When a government introduces a measure that will be expensive and which the evidence indicates will not work in the way that the government says it will, it is reasonable to ask is there another agenda.
In the previous attempt to introduce the Welfare Reform Bill Minister Porter said, “The community has a right to expect that taxpayer-funded welfare payments are not being used to fund drug and alcohol addiction.”
A similar sentiment has been expressed by Minister Ruston who said, “Taxpayers expect the government to ensure their money is being spent responsibly and that welfare recipients are using it to put food on the table, send the kids to school and pay the bills rather than on drugs.”
These views imply that all those on income support are illicit drug users and not making responsible decisions. In fact, an increase in Newstart will alleviate many from poverty, particularly single parents.
This Government has consistently and repeatedly tried to cut and restrict income support payments. The St Vincent de Paul Society, along with other welfare and health peak organisations have consistently opposed those cuts. This so-called trial is simply another attempt to restrict payments, whilst harassing the people who need them.

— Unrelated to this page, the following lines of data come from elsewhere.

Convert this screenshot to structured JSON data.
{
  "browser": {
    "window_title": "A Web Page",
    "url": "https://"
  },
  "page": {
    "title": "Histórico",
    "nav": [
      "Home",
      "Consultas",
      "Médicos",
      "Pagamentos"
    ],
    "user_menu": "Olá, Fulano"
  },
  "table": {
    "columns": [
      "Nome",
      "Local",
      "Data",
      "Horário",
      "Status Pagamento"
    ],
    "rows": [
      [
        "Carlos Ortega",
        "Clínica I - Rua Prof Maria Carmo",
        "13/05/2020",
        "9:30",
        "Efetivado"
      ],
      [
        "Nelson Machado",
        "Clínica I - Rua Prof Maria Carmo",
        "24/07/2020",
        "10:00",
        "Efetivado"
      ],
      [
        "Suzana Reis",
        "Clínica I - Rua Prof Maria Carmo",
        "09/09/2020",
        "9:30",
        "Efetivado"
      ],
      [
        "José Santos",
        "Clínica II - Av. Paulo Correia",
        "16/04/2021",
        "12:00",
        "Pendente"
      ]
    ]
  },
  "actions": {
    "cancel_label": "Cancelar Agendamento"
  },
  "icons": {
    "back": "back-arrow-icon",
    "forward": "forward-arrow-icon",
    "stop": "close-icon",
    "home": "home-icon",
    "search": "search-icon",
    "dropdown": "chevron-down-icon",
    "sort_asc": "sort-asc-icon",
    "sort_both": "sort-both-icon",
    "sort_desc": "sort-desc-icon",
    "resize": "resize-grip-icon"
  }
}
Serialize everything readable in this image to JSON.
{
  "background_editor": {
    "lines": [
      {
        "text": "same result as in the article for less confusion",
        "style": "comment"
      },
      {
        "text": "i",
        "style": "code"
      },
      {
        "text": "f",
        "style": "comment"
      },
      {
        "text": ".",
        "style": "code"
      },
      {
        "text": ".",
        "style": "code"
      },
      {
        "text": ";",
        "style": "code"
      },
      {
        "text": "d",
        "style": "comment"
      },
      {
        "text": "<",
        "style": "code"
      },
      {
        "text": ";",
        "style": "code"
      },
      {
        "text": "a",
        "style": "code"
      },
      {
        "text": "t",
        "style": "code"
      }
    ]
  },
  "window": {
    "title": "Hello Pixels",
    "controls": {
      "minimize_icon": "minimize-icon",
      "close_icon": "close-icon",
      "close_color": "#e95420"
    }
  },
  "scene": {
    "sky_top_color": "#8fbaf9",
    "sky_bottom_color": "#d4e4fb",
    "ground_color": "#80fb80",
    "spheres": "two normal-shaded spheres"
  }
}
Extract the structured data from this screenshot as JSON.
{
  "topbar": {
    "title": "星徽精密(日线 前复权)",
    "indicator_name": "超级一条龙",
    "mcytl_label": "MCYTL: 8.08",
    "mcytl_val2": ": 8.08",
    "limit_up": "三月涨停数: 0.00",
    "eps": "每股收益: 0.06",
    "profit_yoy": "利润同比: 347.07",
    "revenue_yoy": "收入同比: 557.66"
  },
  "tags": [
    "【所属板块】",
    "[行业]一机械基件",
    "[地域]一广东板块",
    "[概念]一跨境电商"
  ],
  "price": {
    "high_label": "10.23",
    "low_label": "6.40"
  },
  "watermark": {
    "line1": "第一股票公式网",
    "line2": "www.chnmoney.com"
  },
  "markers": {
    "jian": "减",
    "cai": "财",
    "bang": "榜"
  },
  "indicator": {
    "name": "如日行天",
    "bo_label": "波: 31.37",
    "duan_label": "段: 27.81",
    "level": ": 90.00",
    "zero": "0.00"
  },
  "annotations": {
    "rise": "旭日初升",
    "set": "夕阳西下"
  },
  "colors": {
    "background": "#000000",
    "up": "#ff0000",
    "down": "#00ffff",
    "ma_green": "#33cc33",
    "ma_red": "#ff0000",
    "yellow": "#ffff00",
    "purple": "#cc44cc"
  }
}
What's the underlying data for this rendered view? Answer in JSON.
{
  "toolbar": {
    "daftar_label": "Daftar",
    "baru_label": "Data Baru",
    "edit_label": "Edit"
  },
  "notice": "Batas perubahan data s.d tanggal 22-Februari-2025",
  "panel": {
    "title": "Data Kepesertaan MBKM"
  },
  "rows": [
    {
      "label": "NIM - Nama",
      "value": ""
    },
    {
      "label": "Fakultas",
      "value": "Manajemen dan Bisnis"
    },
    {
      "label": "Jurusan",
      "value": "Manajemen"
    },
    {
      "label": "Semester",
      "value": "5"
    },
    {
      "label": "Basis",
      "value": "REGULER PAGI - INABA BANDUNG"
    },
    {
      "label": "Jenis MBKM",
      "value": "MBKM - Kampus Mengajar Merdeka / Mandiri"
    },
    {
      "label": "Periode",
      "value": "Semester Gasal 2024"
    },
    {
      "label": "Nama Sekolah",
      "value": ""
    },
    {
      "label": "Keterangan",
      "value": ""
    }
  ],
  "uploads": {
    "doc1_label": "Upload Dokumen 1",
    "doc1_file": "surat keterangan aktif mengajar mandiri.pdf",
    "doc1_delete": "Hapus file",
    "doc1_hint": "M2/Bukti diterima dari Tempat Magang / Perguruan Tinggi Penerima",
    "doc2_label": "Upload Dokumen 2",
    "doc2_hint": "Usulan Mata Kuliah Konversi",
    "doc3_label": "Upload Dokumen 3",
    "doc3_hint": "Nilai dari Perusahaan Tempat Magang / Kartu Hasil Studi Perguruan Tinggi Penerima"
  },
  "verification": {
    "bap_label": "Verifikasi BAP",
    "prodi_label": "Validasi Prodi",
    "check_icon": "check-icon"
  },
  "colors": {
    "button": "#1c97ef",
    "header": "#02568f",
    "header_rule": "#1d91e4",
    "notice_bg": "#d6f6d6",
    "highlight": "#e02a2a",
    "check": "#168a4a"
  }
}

It also appears to be part of a wider agenda to blame people receiving income support for not being able to find work. This puts the blame for unemployment on those who are the victims of a system that is not currently producing enough paid jobs for everyone. Rather than blaming unemployed people, governments need to be working with the community and the unemployed to create more paid work and more real pathways to employment.